What you should do -> Your reply should reproduce the data below without a single alteration, apart from dropping the images.

Extracted information ->
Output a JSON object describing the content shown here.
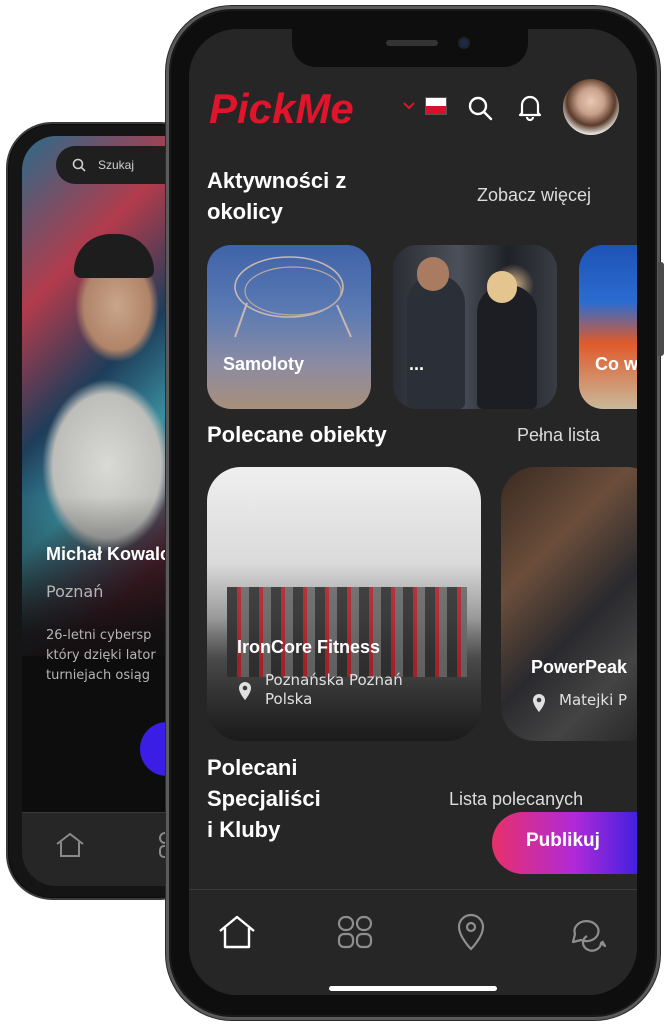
{
  "back_phone": {
    "search_placeholder": "Szukaj",
    "profile_name": "Michał Kowalc",
    "profile_city": "Poznań",
    "bio_lines": [
      "26-letni cybersp",
      "który dzięki lator",
      "turniejach osiąg"
    ]
  },
  "header": {
    "logo_text": "PickMe",
    "language_flag": "pl"
  },
  "activities": {
    "title_line1": "Aktywności z",
    "title_line2": "okolicy",
    "see_more": "Zobacz więcej",
    "items": [
      {
        "label": "Samoloty"
      },
      {
        "label": "..."
      },
      {
        "label": "Co w"
      }
    ]
  },
  "objects": {
    "title": "Polecane obiekty",
    "link": "Pełna lista",
    "items": [
      {
        "name": "IronCore Fitness",
        "addr_line1": "Poznańska  Poznań",
        "addr_line2": "Polska"
      },
      {
        "name": "PowerPeak",
        "addr_line1": "Matejki  P"
      }
    ]
  },
  "specialists": {
    "title_line1": "Polecani",
    "title_line2": "Specjaliści",
    "title_line3": "i Kluby",
    "link": "Lista polecanych"
  },
  "fab": {
    "label": "Publikuj"
  },
  "tabbar": {
    "icons": [
      "home-icon",
      "users-icon",
      "map-pin-icon",
      "chat-icon"
    ]
  },
  "colors": {
    "brand_red": "#e0142a",
    "background": "#262626",
    "fab_gradient_start": "#e8306a",
    "fab_gradient_end": "#3a1fe0"
  }
}
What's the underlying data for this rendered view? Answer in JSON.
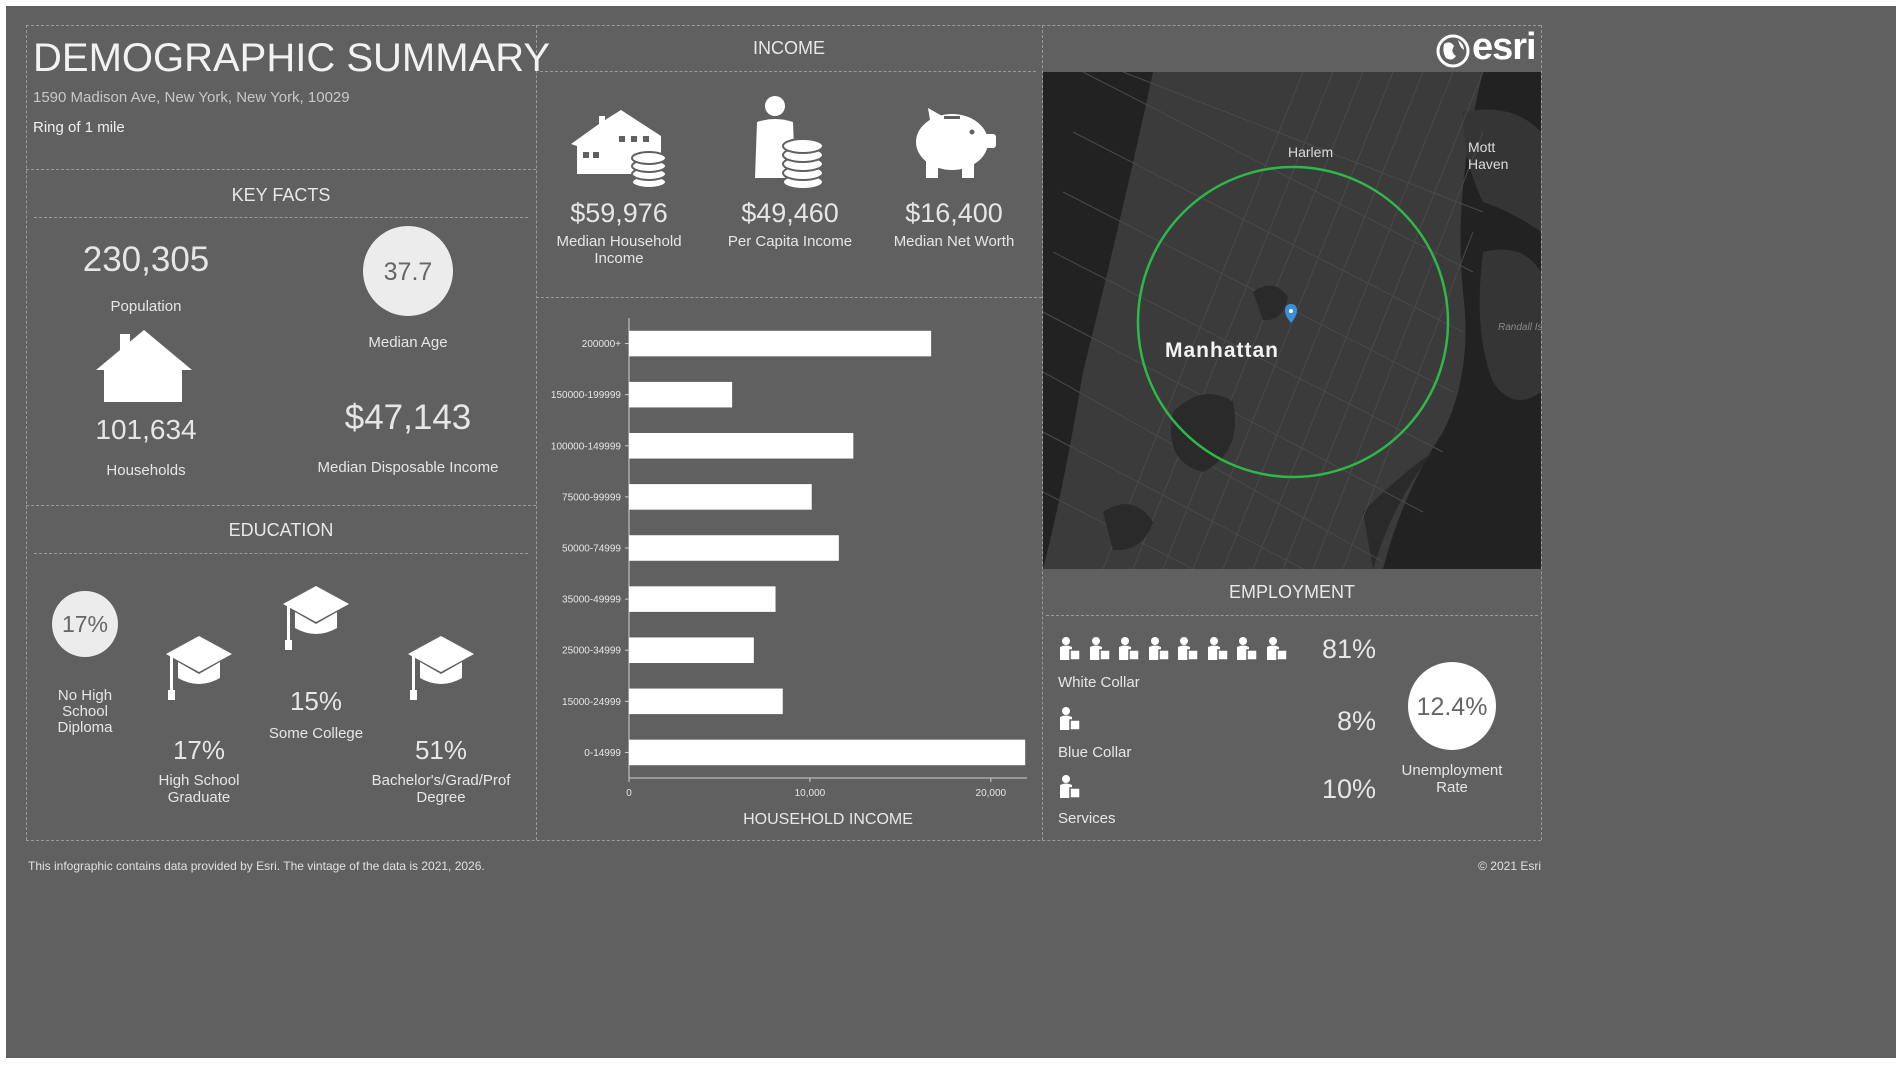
{
  "header": {
    "title": "DEMOGRAPHIC SUMMARY",
    "address": "1590 Madison Ave, New York, New York, 10029",
    "ring": "Ring of 1 mile"
  },
  "key_facts": {
    "title": "KEY FACTS",
    "population_value": "230,305",
    "population_label": "Population",
    "median_age_value": "37.7",
    "median_age_label": "Median Age",
    "households_value": "101,634",
    "households_label": "Households",
    "disposable_income_value": "$47,143",
    "disposable_income_label": "Median Disposable Income"
  },
  "education": {
    "title": "EDUCATION",
    "no_hs_value": "17%",
    "no_hs_label": "No High School Diploma",
    "hs_value": "17%",
    "hs_label": "High School Graduate",
    "some_college_value": "15%",
    "some_college_label": "Some College",
    "bachelors_value": "51%",
    "bachelors_label": "Bachelor's/Grad/Prof Degree"
  },
  "income": {
    "title": "INCOME",
    "median_hh_value": "$59,976",
    "median_hh_label": "Median Household Income",
    "per_capita_value": "$49,460",
    "per_capita_label": "Per Capita Income",
    "net_worth_value": "$16,400",
    "net_worth_label": "Median Net Worth"
  },
  "chart_data": {
    "type": "bar",
    "orientation": "horizontal",
    "categories": [
      "200000+",
      "150000-199999",
      "100000-149999",
      "75000-99999",
      "50000-74999",
      "35000-49999",
      "25000-34999",
      "15000-24999",
      "0-14999"
    ],
    "values": [
      16700,
      5700,
      12400,
      10100,
      11600,
      8100,
      6900,
      8500,
      21900
    ],
    "xlabel": "HOUSEHOLD INCOME",
    "xlim": [
      0,
      22000
    ],
    "xticks": [
      0,
      10000,
      20000
    ],
    "xtick_labels": [
      "0",
      "10,000",
      "20,000"
    ],
    "grid": false,
    "bar_color": "#ffffff"
  },
  "map": {
    "labels": {
      "harlem": "Harlem",
      "mott_haven": "Mott Haven",
      "manhattan": "Manhattan",
      "randalls": "Randall Isl"
    },
    "ring_color": "#2fb84a",
    "pin_color": "#3a8fd8"
  },
  "brand": {
    "logo_text": "esri"
  },
  "employment": {
    "title": "EMPLOYMENT",
    "white_collar_value": "81%",
    "white_collar_label": "White Collar",
    "blue_collar_value": "8%",
    "blue_collar_label": "Blue Collar",
    "services_value": "10%",
    "services_label": "Services",
    "unemployment_value": "12.4%",
    "unemployment_label": "Unemployment Rate"
  },
  "footer": {
    "note": "This infographic contains data provided by Esri. The vintage of the data is 2021, 2026.",
    "copyright": "© 2021 Esri"
  },
  "icons": [
    "house-with-coins-icon",
    "person-with-coins-icon",
    "piggy-bank-icon",
    "house-icon",
    "graduation-cap-icon",
    "worker-icon",
    "globe-icon",
    "map-pin-icon"
  ]
}
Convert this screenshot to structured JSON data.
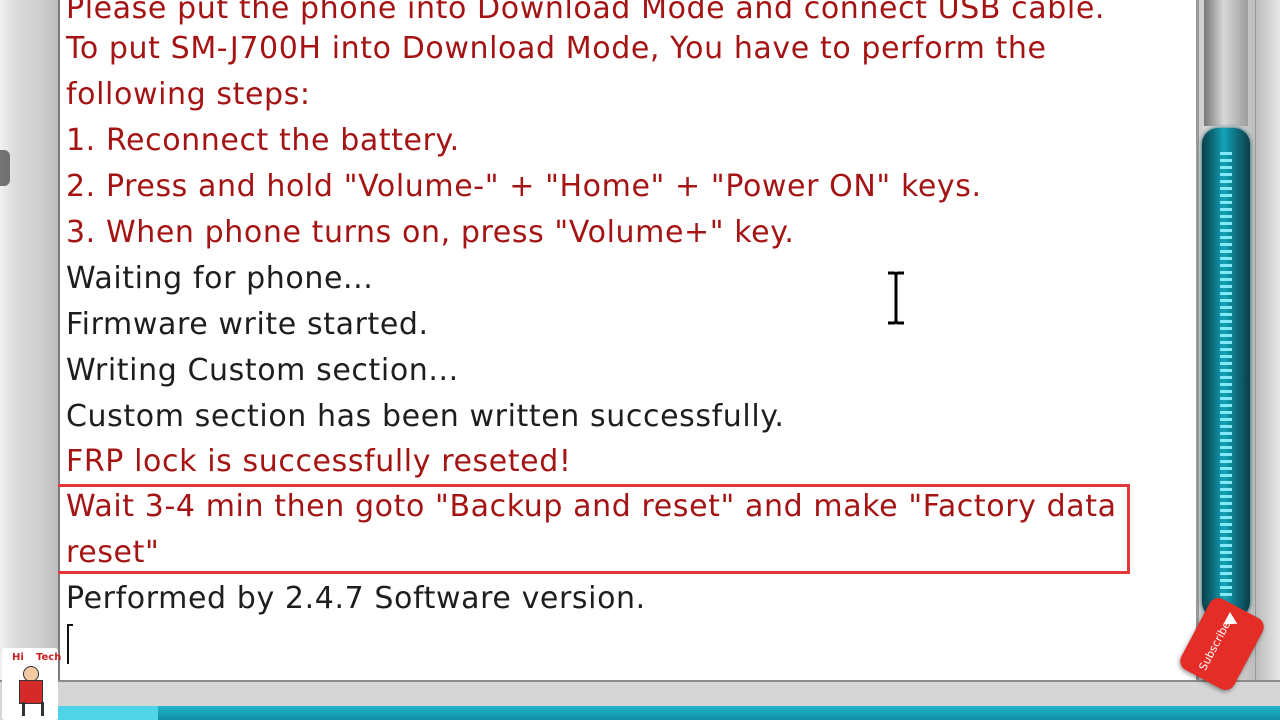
{
  "log": {
    "lines": [
      {
        "text": "Please put the phone into Download Mode and connect USB cable.",
        "color": "red"
      },
      {
        "text": "To put SM-J700H into Download Mode, You have to perform the",
        "color": "red"
      },
      {
        "text": " following steps:",
        "color": "red"
      },
      {
        "text": "1. Reconnect the battery.",
        "color": "red"
      },
      {
        "text": "2. Press and hold \"Volume-\" + \"Home\" + \"Power ON\" keys.",
        "color": "red"
      },
      {
        "text": "3. When phone turns on, press \"Volume+\" key.",
        "color": "red"
      },
      {
        "text": "Waiting for phone...",
        "color": "dark"
      },
      {
        "text": "Firmware write started.",
        "color": "dark"
      },
      {
        "text": "Writing Custom section...",
        "color": "dark"
      },
      {
        "text": "Custom section has been written successfully.",
        "color": "dark"
      },
      {
        "text": "FRP lock is successfully reseted!",
        "color": "red"
      }
    ],
    "highlighted_message": "Wait 3-4 min then goto \"Backup and reset\" and make \"Factory data reset\"",
    "final_line": "Performed by 2.4.7 Software version."
  },
  "colors": {
    "red_text": "#a51414",
    "dark_text": "#1e1e1e",
    "highlight_border": "#e23a3a",
    "scroll_thumb": "#13a4b8"
  },
  "overlay": {
    "subscribe_label": "Subscribe",
    "logo_hi": "Hi",
    "logo_tech": "Tech"
  },
  "icons": {
    "cursor": "i-beam-cursor-icon",
    "play": "play-icon"
  }
}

Result of the task ->
Output a JSON object describing the content shown here.
{
  "back_phone": {
    "search_placeholder": "Szukaj",
    "profile_name": "Michał Kowalc",
    "profile_city": "Poznań",
    "bio_lines": [
      "26-letni cybersp",
      "który dzięki lator",
      "turniejach osiąg"
    ]
  },
  "header": {
    "logo_text": "PickMe",
    "language_flag": "pl"
  },
  "activities": {
    "title_line1": "Aktywności z",
    "title_line2": "okolicy",
    "see_more": "Zobacz więcej",
    "items": [
      {
        "label": "Samoloty"
      },
      {
        "label": "..."
      },
      {
        "label": "Co w"
      }
    ]
  },
  "objects": {
    "title": "Polecane obiekty",
    "link": "Pełna lista",
    "items": [
      {
        "name": "IronCore Fitness",
        "addr_line1": "Poznańska  Poznań",
        "addr_line2": "Polska"
      },
      {
        "name": "PowerPeak",
        "addr_line1": "Matejki  P"
      }
    ]
  },
  "specialists": {
    "title_line1": "Polecani",
    "title_line2": "Specjaliści",
    "title_line3": "i Kluby",
    "link": "Lista polecanych"
  },
  "fab": {
    "label": "Publikuj"
  },
  "tabbar": {
    "icons": [
      "home-icon",
      "users-icon",
      "map-pin-icon",
      "chat-icon"
    ]
  },
  "colors": {
    "brand_red": "#e0142a",
    "background": "#262626",
    "fab_gradient_start": "#e8306a",
    "fab_gradient_end": "#3a1fe0"
  }
}
What's the underlying data for this rendered view? Answer in JSON.
{
  "header": {
    "title": "DEMOGRAPHIC SUMMARY",
    "address": "1590 Madison Ave, New York, New York, 10029",
    "ring": "Ring of 1 mile"
  },
  "key_facts": {
    "title": "KEY FACTS",
    "population_value": "230,305",
    "population_label": "Population",
    "median_age_value": "37.7",
    "median_age_label": "Median Age",
    "households_value": "101,634",
    "households_label": "Households",
    "disposable_income_value": "$47,143",
    "disposable_income_label": "Median Disposable Income"
  },
  "education": {
    "title": "EDUCATION",
    "no_hs_value": "17%",
    "no_hs_label": "No High School Diploma",
    "hs_value": "17%",
    "hs_label": "High School Graduate",
    "some_college_value": "15%",
    "some_college_label": "Some College",
    "bachelors_value": "51%",
    "bachelors_label": "Bachelor's/Grad/Prof Degree"
  },
  "income": {
    "title": "INCOME",
    "median_hh_value": "$59,976",
    "median_hh_label": "Median Household Income",
    "per_capita_value": "$49,460",
    "per_capita_label": "Per Capita Income",
    "net_worth_value": "$16,400",
    "net_worth_label": "Median Net Worth"
  },
  "chart_data": {
    "type": "bar",
    "orientation": "horizontal",
    "categories": [
      "200000+",
      "150000-199999",
      "100000-149999",
      "75000-99999",
      "50000-74999",
      "35000-49999",
      "25000-34999",
      "15000-24999",
      "0-14999"
    ],
    "values": [
      16700,
      5700,
      12400,
      10100,
      11600,
      8100,
      6900,
      8500,
      21900
    ],
    "xlabel": "HOUSEHOLD INCOME",
    "xlim": [
      0,
      22000
    ],
    "xticks": [
      0,
      10000,
      20000
    ],
    "xtick_labels": [
      "0",
      "10,000",
      "20,000"
    ],
    "grid": false,
    "bar_color": "#ffffff"
  },
  "map": {
    "labels": {
      "harlem": "Harlem",
      "mott_haven": "Mott Haven",
      "manhattan": "Manhattan",
      "randalls": "Randall Isl"
    },
    "ring_color": "#2fb84a",
    "pin_color": "#3a8fd8"
  },
  "brand": {
    "logo_text": "esri"
  },
  "employment": {
    "title": "EMPLOYMENT",
    "white_collar_value": "81%",
    "white_collar_label": "White Collar",
    "blue_collar_value": "8%",
    "blue_collar_label": "Blue Collar",
    "services_value": "10%",
    "services_label": "Services",
    "unemployment_value": "12.4%",
    "unemployment_label": "Unemployment Rate"
  },
  "footer": {
    "note": "This infographic contains data provided by Esri. The vintage of the data is 2021, 2026.",
    "copyright": "© 2021 Esri"
  },
  "icons": [
    "house-with-coins-icon",
    "person-with-coins-icon",
    "piggy-bank-icon",
    "house-icon",
    "graduation-cap-icon",
    "worker-icon",
    "globe-icon",
    "map-pin-icon"
  ]
}
Convert this screenshot to structured JSON data.
{
  "log": {
    "lines": [
      {
        "text": "Please put the phone into Download Mode and connect USB cable.",
        "color": "red"
      },
      {
        "text": "To put SM-J700H into Download Mode, You have to perform the",
        "color": "red"
      },
      {
        "text": " following steps:",
        "color": "red"
      },
      {
        "text": "1. Reconnect the battery.",
        "color": "red"
      },
      {
        "text": "2. Press and hold \"Volume-\" + \"Home\" + \"Power ON\" keys.",
        "color": "red"
      },
      {
        "text": "3. When phone turns on, press \"Volume+\" key.",
        "color": "red"
      },
      {
        "text": "Waiting for phone...",
        "color": "dark"
      },
      {
        "text": "Firmware write started.",
        "color": "dark"
      },
      {
        "text": "Writing Custom section...",
        "color": "dark"
      },
      {
        "text": "Custom section has been written successfully.",
        "color": "dark"
      },
      {
        "text": "FRP lock is successfully reseted!",
        "color": "red"
      }
    ],
    "highlighted_message": "Wait 3-4 min then goto \"Backup and reset\" and make \"Factory data reset\"",
    "final_line": "Performed by 2.4.7 Software version."
  },
  "colors": {
    "red_text": "#a51414",
    "dark_text": "#1e1e1e",
    "highlight_border": "#e23a3a",
    "scroll_thumb": "#13a4b8"
  },
  "overlay": {
    "subscribe_label": "Subscribe",
    "logo_hi": "Hi",
    "logo_tech": "Tech"
  },
  "icons": {
    "cursor": "i-beam-cursor-icon",
    "play": "play-icon"
  }
}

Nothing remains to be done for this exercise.